Reading is about the experience of reading, like listening to music, seeing a painting, or going on vacation- James Wallace Harris at Book RiotJames Wallace Harris, Book Riot
I have to admit something that is terribly embarrassing for a writer. I have the worst memory for books.
Usually, I can remember that I have read a book. Sometimes, I can remember a few major plot points, if I’m lucky and the books was really, really memorable.
More often though, I’m left with vague impressions. I know the emotions the story stirred up, or the big WHAT driving the story- the moral or philosophical values winding through it. But I cannot remember character names or subplots or even some of the bigger plots.
Yet I keep reading. The experience of each new book thrills me. I’m excited to deal with new places, people, and ideas, some that are quite challenging. Some are impossible to love, but still valuable for having encountered them. This always makes me think of the Ralph Waldo Emerson quote:
I cannot remember the books I’ve read any more than the meals I have eaten; even so, they have made me.Ralph Waldo Emerson
There are so many reasons to read, even with a porous memory like mine. Not the least of which being that reading changes our outlook on an intuitive level. Like antioxidants, the things we read bounce around inside us and react with everything we’ve already consumed, slowly reinforcing or confronting how we think and feel on different subjects.
For me, reading a good book is about immersion. An excellent novel or memoir is just as much a work of art as a film or a string quarter or a masterful painting. It’s something to get lost in. It’s an exercise in letting go and enjoying the moment– a feat that is all too rare in our increasingly productivity-obsessed world.
And if reading is about immersion, why would I be trying to memorize facts?
Many times, as I’m reading, learning a new fact prompts me not to memorize it (I’m pretty sure I have far too little storage space for everything that I’ve found mildly interesting.) But it does spark an idea! Often I jot these down to use in my own work. Or I Google it and spend a delightful fifteen minutes going down the rabbit hole of the internet.

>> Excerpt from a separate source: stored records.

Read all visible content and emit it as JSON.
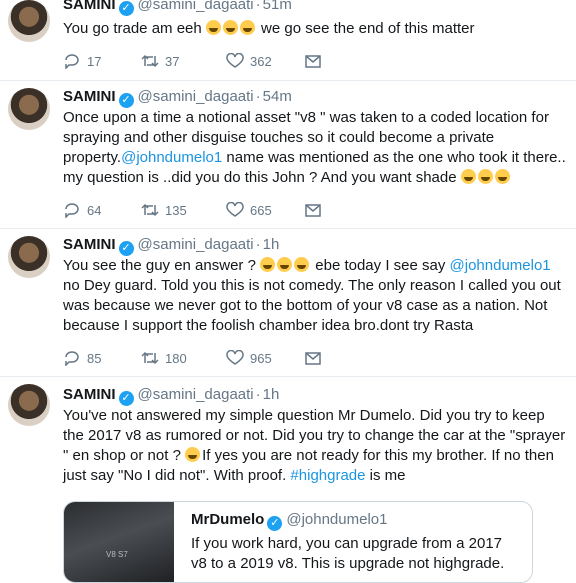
{
  "tweets": [
    {
      "name": "SAMINI",
      "handle": "@samini_dagaati",
      "time": "51m",
      "text_parts": [
        "You go trade am eeh ",
        " we go see the end of this matter"
      ],
      "replies": "17",
      "retweets": "37",
      "likes": "362"
    },
    {
      "name": "SAMINI",
      "handle": "@samini_dagaati",
      "time": "54m",
      "text_a": "Once upon a time a notional asset \"v8 \" was taken to a coded location for spraying and other disguise touches so it could become a private property.",
      "mention": "@johndumelo1",
      "text_b": " name was mentioned as the one who took it there.. my question is ..did you do this John ? And you want shade ",
      "replies": "64",
      "retweets": "135",
      "likes": "665"
    },
    {
      "name": "SAMINI",
      "handle": "@samini_dagaati",
      "time": "1h",
      "text_a": "You see the guy en answer ? ",
      "text_b": " ebe today I see say ",
      "mention": "@johndumelo1",
      "text_c": " no Dey guard. Told you this is not comedy. The only reason I called you out was because we never got to the bottom of your v8 case as a nation. Not because I support the foolish chamber idea bro.dont try Rasta",
      "replies": "85",
      "retweets": "180",
      "likes": "965"
    },
    {
      "name": "SAMINI",
      "handle": "@samini_dagaati",
      "time": "1h",
      "text_a": "You've not answered my simple question Mr Dumelo. Did you try to keep the 2017 v8 as rumored or not. Did you try to change the car at the \"sprayer \" en shop or not ? ",
      "text_b": "If yes you are not ready for this my brother. If no then just say \"No I did not\". With proof. ",
      "hashtag": "#highgrade",
      "text_c": " is me"
    }
  ],
  "quoted": {
    "name": "MrDumelo",
    "handle": "@johndumelo1",
    "text": "If you work hard, you can upgrade from a 2017 v8 to a 2019 v8. This is upgrade not highgrade.",
    "plate": "V8 S7"
  },
  "icons": [
    "reply-icon",
    "retweet-icon",
    "like-icon",
    "message-icon",
    "verified-icon"
  ],
  "colors": {
    "link": "#1b95e0",
    "verified": "#1da1f2",
    "muted": "#657786"
  }
}
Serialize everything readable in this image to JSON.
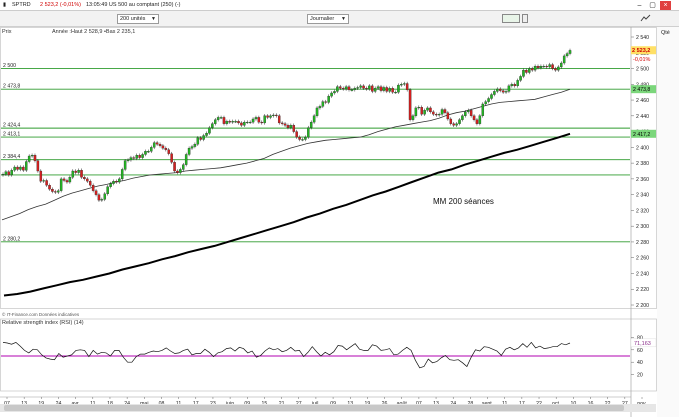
{
  "window": {
    "title_symbol": "SPTRD",
    "title_quote": "2 523,2 (-0,01%)",
    "title_rest": "13:05:49 US 500 au comptant (250) (-)"
  },
  "toolbar": {
    "units": "200 unités",
    "period": "Journalier"
  },
  "right_panel": {
    "label": "Qté"
  },
  "legend": {
    "prix": "Prix",
    "info": "Année :Haut 2 528,9 •Bas 2 235,1",
    "source": "© IT-Finance.com Données indicatives"
  },
  "annotation": "MM 200 séances",
  "last_price": {
    "value": "2 523,2",
    "change": "-0,01%"
  },
  "levels": [
    {
      "label": "2 500",
      "value": 2500,
      "show_label": true
    },
    {
      "label": "2 473,8",
      "value": 2473.8,
      "show_label": true
    },
    {
      "label": "2 424,4",
      "value": 2424.4,
      "show_label": true
    },
    {
      "label": "2 413,1",
      "value": 2413.1,
      "show_label": true
    },
    {
      "label": "2 384,4",
      "value": 2384.4,
      "show_label": true
    },
    {
      "label": "2 365",
      "value": 2365,
      "show_label": false
    },
    {
      "label": "2 280,2",
      "value": 2280.2,
      "show_label": true
    }
  ],
  "right_tags": [
    {
      "label": "2 473,8",
      "value": 2473.8
    },
    {
      "label": "2 417,2",
      "value": 2417.2
    }
  ],
  "rsi": {
    "title": "Relative strength index (RSI) (14)",
    "value_label": "71,163",
    "ticks": [
      "80",
      "60",
      "40",
      "20"
    ],
    "threshold": 50
  },
  "chart_data": {
    "type": "candlestick",
    "ylim": [
      2200,
      2540
    ],
    "yticks": [
      2540,
      2520,
      2500,
      2480,
      2460,
      2440,
      2420,
      2400,
      2380,
      2360,
      2340,
      2320,
      2300,
      2280,
      2260,
      2240,
      2220,
      2200
    ],
    "x_tick_labels": [
      "07",
      "13",
      "19",
      "24",
      "avr.",
      "11",
      "18",
      "24",
      "mai",
      "08",
      "11",
      "17",
      "23",
      "juin",
      "09",
      "15",
      "21",
      "27",
      "juil.",
      "09",
      "13",
      "19",
      "26",
      "août",
      "07",
      "13",
      "24",
      "28",
      "sept.",
      "11",
      "17",
      "22",
      "oct.",
      "10",
      "16",
      "22",
      "27",
      "nov."
    ],
    "closes": [
      2366,
      2369,
      2365,
      2371,
      2375,
      2372,
      2375,
      2371,
      2382,
      2389,
      2390,
      2383,
      2370,
      2357,
      2358,
      2352,
      2347,
      2344,
      2343,
      2345,
      2360,
      2358,
      2356,
      2362,
      2370,
      2368,
      2371,
      2362,
      2360,
      2357,
      2352,
      2345,
      2340,
      2333,
      2334,
      2341,
      2350,
      2354,
      2357,
      2356,
      2360,
      2372,
      2383,
      2384,
      2387,
      2386,
      2390,
      2387,
      2391,
      2395,
      2395,
      2400,
      2406,
      2404,
      2402,
      2399,
      2397,
      2392,
      2381,
      2370,
      2368,
      2372,
      2378,
      2391,
      2399,
      2401,
      2404,
      2412,
      2410,
      2415,
      2418,
      2425,
      2430,
      2435,
      2438,
      2438,
      2430,
      2433,
      2432,
      2433,
      2433,
      2431,
      2428,
      2432,
      2432,
      2432,
      2436,
      2438,
      2432,
      2431,
      2440,
      2438,
      2440,
      2441,
      2440,
      2431,
      2430,
      2428,
      2425,
      2428,
      2420,
      2413,
      2410,
      2410,
      2413,
      2425,
      2432,
      2440,
      2450,
      2452,
      2458,
      2457,
      2465,
      2469,
      2471,
      2477,
      2475,
      2474,
      2477,
      2473,
      2473,
      2475,
      2476,
      2478,
      2475,
      2474,
      2478,
      2471,
      2475,
      2477,
      2472,
      2476,
      2471,
      2475,
      2470,
      2470,
      2479,
      2480,
      2481,
      2473,
      2435,
      2440,
      2450,
      2451,
      2442,
      2447,
      2450,
      2445,
      2442,
      2441,
      2442,
      2448,
      2444,
      2436,
      2430,
      2428,
      2430,
      2435,
      2440,
      2445,
      2447,
      2440,
      2435,
      2430,
      2440,
      2455,
      2458,
      2462,
      2467,
      2471,
      2474,
      2472,
      2470,
      2471,
      2478,
      2480,
      2478,
      2485,
      2490,
      2498,
      2495,
      2500,
      2498,
      2503,
      2501,
      2503,
      2503,
      2502,
      2505,
      2500,
      2498,
      2502,
      2507,
      2516,
      2519,
      2523
    ],
    "ma_short": [
      2308,
      2312,
      2316,
      2321,
      2325,
      2328,
      2333,
      2338,
      2342,
      2345,
      2348,
      2351,
      2353,
      2356,
      2358,
      2361,
      2363,
      2365,
      2366,
      2367,
      2368,
      2370,
      2371,
      2372,
      2373,
      2374,
      2376,
      2378,
      2380,
      2383,
      2386,
      2391,
      2395,
      2399,
      2402,
      2405,
      2407,
      2409,
      2410,
      2411,
      2412,
      2413,
      2416,
      2420,
      2423,
      2426,
      2428,
      2430,
      2432,
      2434,
      2437,
      2441,
      2444,
      2446,
      2449,
      2452,
      2455,
      2457,
      2458,
      2459,
      2460,
      2461,
      2464,
      2467,
      2470,
      2473.8
    ],
    "ma_200": [
      2212,
      2214,
      2217,
      2221,
      2225,
      2229,
      2232,
      2236,
      2240,
      2245,
      2249,
      2253,
      2258,
      2262,
      2267,
      2271,
      2275,
      2280,
      2285,
      2290,
      2295,
      2300,
      2305,
      2311,
      2316,
      2322,
      2327,
      2333,
      2339,
      2344,
      2350,
      2356,
      2362,
      2368,
      2372,
      2378,
      2383,
      2388,
      2393,
      2397,
      2402,
      2407,
      2412,
      2417.2
    ],
    "rsi_values": [
      72,
      71,
      69,
      72,
      66,
      59,
      55,
      61,
      60,
      52,
      47,
      45,
      44,
      54,
      48,
      50,
      52,
      59,
      60,
      59,
      49,
      59,
      53,
      56,
      55,
      50,
      59,
      59,
      48,
      40,
      40,
      49,
      53,
      53,
      56,
      58,
      57,
      59,
      63,
      58,
      54,
      55,
      59,
      61,
      52,
      54,
      54,
      61,
      56,
      49,
      55,
      57,
      62,
      63,
      58,
      64,
      62,
      55,
      58,
      48,
      51,
      58,
      63,
      60,
      62,
      57,
      59,
      64,
      58,
      59,
      49,
      56,
      65,
      57,
      50,
      56,
      52,
      57,
      67,
      66,
      60,
      65,
      70,
      61,
      59,
      59,
      68,
      66,
      59,
      60,
      62,
      52,
      53,
      59,
      64,
      59,
      43,
      31,
      33,
      45,
      39,
      41,
      47,
      51,
      44,
      43,
      44,
      39,
      33,
      48,
      60,
      58,
      65,
      64,
      61,
      58,
      51,
      61,
      64,
      60,
      63,
      70,
      64,
      72,
      63,
      66,
      62,
      63,
      65,
      65,
      70,
      68,
      71
    ]
  }
}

I come out the other side feeling much more enlightened if a little foggy on what exactly I just learned. But the next time an idea sparks, the connection grows clearer.
The brain is a great place to make creative connections and a pretty poor place to store information.Danika Ellis at Book Riot

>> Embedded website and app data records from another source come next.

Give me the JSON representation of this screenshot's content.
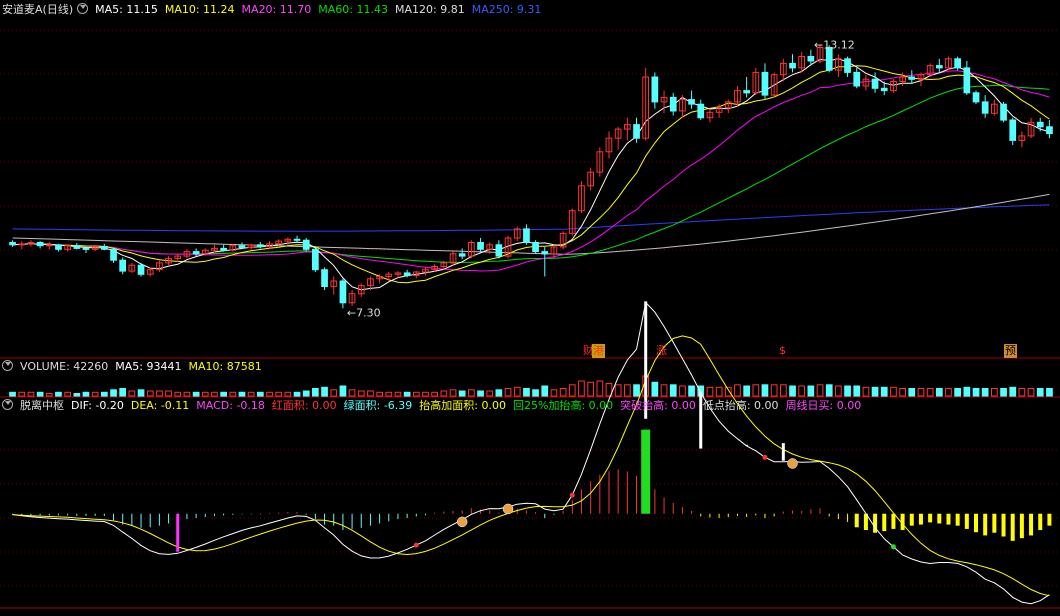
{
  "price_header": {
    "title": "安道麦A(日线)",
    "ma5": "MA5: 11.15",
    "ma10": "MA10: 11.24",
    "ma20": "MA20: 11.70",
    "ma60": "MA60: 11.43",
    "ma120": "MA120: 9.81",
    "ma250": "MA250: 9.31"
  },
  "volume_header": {
    "title": "VOLUME: 42260",
    "ma5": "MA5: 93441",
    "ma10": "MA10: 87581"
  },
  "indicator_header": {
    "title": "脱离中枢",
    "dif": "DIF: -0.20",
    "dea": "DEA: -0.11",
    "macd": "MACD: -0.18",
    "red_area": "红面积: 0.00",
    "green_area": "绿面积: -6.39",
    "raise_add": "抬高加面积: 0.00",
    "pullback": "回25%加抬高: 0.00",
    "breakout": "突破抬高: 0.00",
    "low_raise": "低点抬高: 0.00",
    "weekly_buy": "周线日买: 0.00"
  },
  "colors": {
    "up": "#ff3232",
    "down": "#54ffff",
    "ma5": "#ffffff",
    "ma10": "#ffff00",
    "ma20": "#ff00ff",
    "ma60": "#00e000",
    "ma120": "#c0c0c0",
    "ma250": "#2d3cff",
    "grid": "#6b0000"
  },
  "badges": [
    {
      "text": "财",
      "color": "#ff3232",
      "bg": "#000"
    },
    {
      "text": "港",
      "color": "#ff3232",
      "bg": "#c8a000"
    },
    {
      "text": "涨",
      "color": "#ff3232",
      "bg": "#000"
    },
    {
      "text": "$",
      "color": "#ff3232",
      "bg": "#000"
    },
    {
      "text": "预",
      "color": "#000",
      "bg": "#d08a30"
    }
  ],
  "chart_data": {
    "type": "candlestick",
    "high_label": "13.12",
    "low_label": "7.30",
    "price_range": [
      6.6,
      13.7
    ],
    "macd_range": [
      -1.7,
      1.8
    ],
    "candles": [
      [
        8.75,
        8.8,
        8.65,
        8.7
      ],
      [
        8.7,
        8.78,
        8.6,
        8.72
      ],
      [
        8.72,
        8.8,
        8.66,
        8.75
      ],
      [
        8.75,
        8.78,
        8.62,
        8.68
      ],
      [
        8.68,
        8.76,
        8.6,
        8.7
      ],
      [
        8.7,
        8.72,
        8.55,
        8.6
      ],
      [
        8.6,
        8.7,
        8.55,
        8.68
      ],
      [
        8.68,
        8.74,
        8.6,
        8.62
      ],
      [
        8.62,
        8.66,
        8.52,
        8.6
      ],
      [
        8.6,
        8.7,
        8.56,
        8.66
      ],
      [
        8.66,
        8.72,
        8.58,
        8.6
      ],
      [
        8.6,
        8.62,
        8.3,
        8.36
      ],
      [
        8.36,
        8.42,
        8.05,
        8.12
      ],
      [
        8.12,
        8.3,
        8.08,
        8.25
      ],
      [
        8.25,
        8.3,
        8.0,
        8.05
      ],
      [
        8.05,
        8.2,
        8.0,
        8.15
      ],
      [
        8.15,
        8.35,
        8.1,
        8.3
      ],
      [
        8.3,
        8.45,
        8.25,
        8.4
      ],
      [
        8.4,
        8.5,
        8.32,
        8.45
      ],
      [
        8.45,
        8.6,
        8.4,
        8.55
      ],
      [
        8.55,
        8.62,
        8.45,
        8.5
      ],
      [
        8.5,
        8.62,
        8.46,
        8.58
      ],
      [
        8.58,
        8.7,
        8.52,
        8.62
      ],
      [
        8.62,
        8.7,
        8.55,
        8.58
      ],
      [
        8.58,
        8.72,
        8.55,
        8.68
      ],
      [
        8.68,
        8.75,
        8.6,
        8.64
      ],
      [
        8.64,
        8.72,
        8.58,
        8.7
      ],
      [
        8.7,
        8.76,
        8.62,
        8.66
      ],
      [
        8.66,
        8.78,
        8.6,
        8.72
      ],
      [
        8.72,
        8.82,
        8.66,
        8.78
      ],
      [
        8.78,
        8.86,
        8.7,
        8.82
      ],
      [
        8.82,
        8.9,
        8.75,
        8.8
      ],
      [
        8.8,
        8.85,
        8.55,
        8.6
      ],
      [
        8.6,
        8.62,
        8.1,
        8.15
      ],
      [
        8.15,
        8.2,
        7.7,
        7.78
      ],
      [
        7.78,
        8.0,
        7.6,
        7.9
      ],
      [
        7.9,
        7.95,
        7.3,
        7.42
      ],
      [
        7.42,
        7.7,
        7.35,
        7.62
      ],
      [
        7.62,
        7.85,
        7.55,
        7.8
      ],
      [
        7.8,
        8.0,
        7.7,
        7.95
      ],
      [
        7.95,
        8.05,
        7.85,
        8.0
      ],
      [
        8.0,
        8.1,
        7.9,
        8.05
      ],
      [
        8.05,
        8.12,
        7.95,
        8.08
      ],
      [
        8.08,
        8.15,
        7.98,
        8.02
      ],
      [
        8.02,
        8.12,
        7.96,
        8.1
      ],
      [
        8.1,
        8.2,
        8.02,
        8.15
      ],
      [
        8.15,
        8.28,
        8.1,
        8.22
      ],
      [
        8.22,
        8.35,
        8.15,
        8.3
      ],
      [
        8.3,
        8.55,
        8.25,
        8.5
      ],
      [
        8.5,
        8.62,
        8.38,
        8.45
      ],
      [
        8.45,
        8.8,
        8.4,
        8.75
      ],
      [
        8.75,
        8.85,
        8.55,
        8.6
      ],
      [
        8.6,
        8.75,
        8.5,
        8.7
      ],
      [
        8.7,
        8.8,
        8.4,
        8.45
      ],
      [
        8.45,
        8.9,
        8.4,
        8.85
      ],
      [
        8.85,
        9.1,
        8.78,
        9.05
      ],
      [
        9.05,
        9.15,
        8.7,
        8.75
      ],
      [
        8.75,
        8.8,
        8.5,
        8.55
      ],
      [
        8.55,
        8.65,
        8.0,
        8.5
      ],
      [
        8.5,
        8.7,
        8.4,
        8.65
      ],
      [
        8.65,
        9.0,
        8.6,
        8.95
      ],
      [
        8.95,
        9.5,
        8.9,
        9.45
      ],
      [
        9.45,
        10.1,
        9.4,
        10.0
      ],
      [
        10.0,
        10.4,
        9.9,
        10.3
      ],
      [
        10.3,
        10.85,
        10.2,
        10.75
      ],
      [
        10.75,
        11.2,
        10.6,
        11.05
      ],
      [
        11.05,
        11.3,
        10.8,
        11.25
      ],
      [
        11.25,
        11.5,
        11.0,
        11.35
      ],
      [
        11.35,
        11.5,
        10.95,
        11.05
      ],
      [
        11.05,
        12.6,
        11.0,
        12.4
      ],
      [
        12.4,
        12.5,
        11.7,
        11.85
      ],
      [
        11.85,
        12.1,
        11.6,
        11.95
      ],
      [
        11.95,
        12.05,
        11.55,
        11.65
      ],
      [
        11.65,
        12.0,
        11.5,
        11.9
      ],
      [
        11.9,
        12.1,
        11.7,
        11.8
      ],
      [
        11.8,
        11.9,
        11.45,
        11.5
      ],
      [
        11.5,
        11.7,
        11.4,
        11.62
      ],
      [
        11.62,
        11.8,
        11.5,
        11.72
      ],
      [
        11.72,
        11.9,
        11.6,
        11.85
      ],
      [
        11.85,
        12.2,
        11.75,
        12.1
      ],
      [
        12.1,
        12.4,
        11.95,
        12.05
      ],
      [
        12.05,
        12.6,
        12.0,
        12.5
      ],
      [
        12.5,
        12.7,
        11.9,
        12.0
      ],
      [
        12.0,
        12.5,
        11.95,
        12.45
      ],
      [
        12.45,
        12.8,
        12.3,
        12.7
      ],
      [
        12.7,
        12.9,
        12.5,
        12.6
      ],
      [
        12.6,
        12.95,
        12.5,
        12.85
      ],
      [
        12.85,
        13.0,
        12.65,
        12.75
      ],
      [
        12.75,
        13.12,
        12.7,
        13.05
      ],
      [
        13.05,
        13.1,
        12.5,
        12.55
      ],
      [
        12.55,
        12.9,
        12.4,
        12.8
      ],
      [
        12.8,
        12.85,
        12.4,
        12.5
      ],
      [
        12.5,
        12.6,
        12.15,
        12.2
      ],
      [
        12.2,
        12.45,
        12.1,
        12.35
      ],
      [
        12.35,
        12.5,
        12.05,
        12.15
      ],
      [
        12.15,
        12.3,
        12.0,
        12.1
      ],
      [
        12.1,
        12.35,
        12.05,
        12.3
      ],
      [
        12.3,
        12.5,
        12.2,
        12.4
      ],
      [
        12.4,
        12.55,
        12.25,
        12.35
      ],
      [
        12.35,
        12.5,
        12.2,
        12.45
      ],
      [
        12.45,
        12.7,
        12.4,
        12.65
      ],
      [
        12.65,
        12.8,
        12.5,
        12.6
      ],
      [
        12.6,
        12.85,
        12.55,
        12.8
      ],
      [
        12.8,
        12.85,
        12.55,
        12.6
      ],
      [
        12.6,
        12.75,
        12.0,
        12.05
      ],
      [
        12.05,
        12.1,
        11.8,
        11.85
      ],
      [
        11.85,
        12.0,
        11.5,
        11.6
      ],
      [
        11.6,
        11.9,
        11.55,
        11.8
      ],
      [
        11.8,
        11.85,
        11.4,
        11.45
      ],
      [
        11.45,
        11.5,
        10.9,
        11.0
      ],
      [
        11.0,
        11.2,
        10.85,
        11.1
      ],
      [
        11.1,
        11.5,
        11.05,
        11.4
      ],
      [
        11.4,
        11.5,
        11.2,
        11.3
      ],
      [
        11.3,
        11.45,
        11.05,
        11.15
      ]
    ],
    "volume": [
      3,
      3,
      3,
      3,
      2,
      3,
      3,
      2,
      3,
      3,
      3,
      5,
      6,
      4,
      5,
      4,
      4,
      4,
      3,
      3,
      3,
      3,
      3,
      3,
      3,
      3,
      3,
      3,
      3,
      3,
      3,
      3,
      4,
      6,
      7,
      5,
      8,
      5,
      4,
      4,
      3,
      3,
      3,
      3,
      3,
      3,
      3,
      4,
      5,
      4,
      5,
      4,
      4,
      5,
      6,
      7,
      6,
      5,
      8,
      5,
      6,
      9,
      12,
      11,
      12,
      10,
      9,
      9,
      9,
      16,
      11,
      9,
      9,
      8,
      8,
      8,
      7,
      7,
      7,
      9,
      8,
      9,
      9,
      9,
      9,
      8,
      8,
      8,
      9,
      9,
      8,
      8,
      8,
      7,
      7,
      7,
      7,
      6,
      6,
      6,
      6,
      6,
      6,
      6,
      7,
      6,
      6,
      6,
      6,
      7,
      6,
      6,
      6,
      6
    ],
    "macd_hist": [
      -0.02,
      -0.03,
      -0.03,
      -0.03,
      -0.03,
      -0.03,
      -0.03,
      -0.04,
      -0.04,
      -0.04,
      -0.04,
      -0.12,
      -0.2,
      -0.22,
      -0.26,
      -0.25,
      -0.22,
      -0.18,
      -0.14,
      -0.1,
      -0.08,
      -0.06,
      -0.04,
      -0.03,
      -0.02,
      -0.01,
      -0.01,
      -0.01,
      0.01,
      0.02,
      0.03,
      0.03,
      -0.02,
      -0.1,
      -0.2,
      -0.22,
      -0.3,
      -0.28,
      -0.26,
      -0.22,
      -0.18,
      -0.14,
      -0.1,
      -0.08,
      -0.05,
      -0.03,
      0.02,
      0.04,
      0.05,
      0.06,
      0.1,
      0.08,
      0.06,
      0.02,
      0.06,
      0.09,
      0.06,
      0.03,
      -0.08,
      -0.02,
      0.05,
      0.25,
      0.45,
      0.6,
      0.72,
      0.78,
      0.82,
      0.78,
      0.7,
      1.55,
      0.45,
      0.3,
      0.2,
      0.12,
      0.05,
      -0.05,
      -0.07,
      -0.08,
      -0.06,
      -0.04,
      -0.06,
      -0.03,
      -0.08,
      -0.05,
      0.04,
      0.06,
      0.05,
      0.08,
      0.1,
      -0.05,
      -0.1,
      -0.15,
      -0.25,
      -0.3,
      -0.35,
      -0.32,
      -0.28,
      -0.3,
      -0.22,
      -0.2,
      -0.16,
      -0.18,
      -0.2,
      -0.22,
      -0.28,
      -0.34,
      -0.4,
      -0.35,
      -0.42,
      -0.5,
      -0.45,
      -0.4,
      -0.3,
      -0.22
    ]
  }
}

As a writer, I also understand how books are designed to be empathetic. Even as I write this, I want you to feel less alone, less guilty, if you struggle with forgetting what you read. I want you to feel connected to me and to others who are forgetful readers.

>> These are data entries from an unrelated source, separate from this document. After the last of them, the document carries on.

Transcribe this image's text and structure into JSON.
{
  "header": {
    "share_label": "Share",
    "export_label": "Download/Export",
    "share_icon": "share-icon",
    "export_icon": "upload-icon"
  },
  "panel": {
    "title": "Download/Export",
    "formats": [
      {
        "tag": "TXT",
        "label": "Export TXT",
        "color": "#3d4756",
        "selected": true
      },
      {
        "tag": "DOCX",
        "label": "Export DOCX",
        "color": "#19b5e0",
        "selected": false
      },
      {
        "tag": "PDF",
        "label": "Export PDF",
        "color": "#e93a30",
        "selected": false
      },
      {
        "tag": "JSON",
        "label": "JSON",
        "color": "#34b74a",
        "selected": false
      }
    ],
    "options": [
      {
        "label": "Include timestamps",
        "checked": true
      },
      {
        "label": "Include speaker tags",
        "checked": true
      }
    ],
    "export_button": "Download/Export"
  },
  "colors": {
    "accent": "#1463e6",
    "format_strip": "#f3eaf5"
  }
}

Beyond empathy, reading has been proven to spark our neurons with joy, hope, love, and even spiritual experience. Certain pieces can make us more generous, adventurous, and even courageous. So reading isn’t just some immersive escape- though it certainly can be. Reading can also make us more of ourselves out in the world.
Now that I’ve spent a lot space convincing you to read even if you forget, there are a few ways to up your recall, if you really want to be able to remember a book long enough to discuss it at the next dinner party. (Or next week with your book club, whatever floats your boat.)
In all my searching, I found three big takeaways:
1: There is no reading. Only re-reading.
It’s just about impossible to “know” a book with only one pass through it. We don’t expect to master anything else on the first try, so why should reading be any different?
If you want to up your recall, read it again!
(And being a forgetful reader certainly makes re-reads much more exciting. Coming back to a much-loved book and discovering new treasures with each turn of the page is very much like catching up with an old friend after years of being separated.)
2. Break out the book report and… summarize!
Ok, maybe not a full-on book report. But there are plenty of reading and “Books I Have Read” journals out there that can help you jot down the main characters, settings, and big plot points, as well as how you felt about the book. Writing reinforces memory, so this is a good trick to have.
3. Talk it over.
Grab a reading buddy. Maybe this is your best friend or your spouse. Maybe you find a #bookstagram buddy. Or a book club. Whoever it is, pairing up with one person or a group to talk over a book certainly helps you remember it. And it helps you see it from different perspectives!
Lastly, do not stress! To sound like a kindergarten teacher, reading is fun. And we can enjoy it just for that and not try to make it into some sort of party trick.
I’ve gotten more comfortable talking about the impressions books made on me than hard and fast facts about them, and I’ve done just fine. I’ve even admitted that I can’t remember a time or two. And no one has called me a fraud or made faces. Some people have looked relieved.
So go grab a book and just enjoy it. I promise there won’t be a pop quiz later!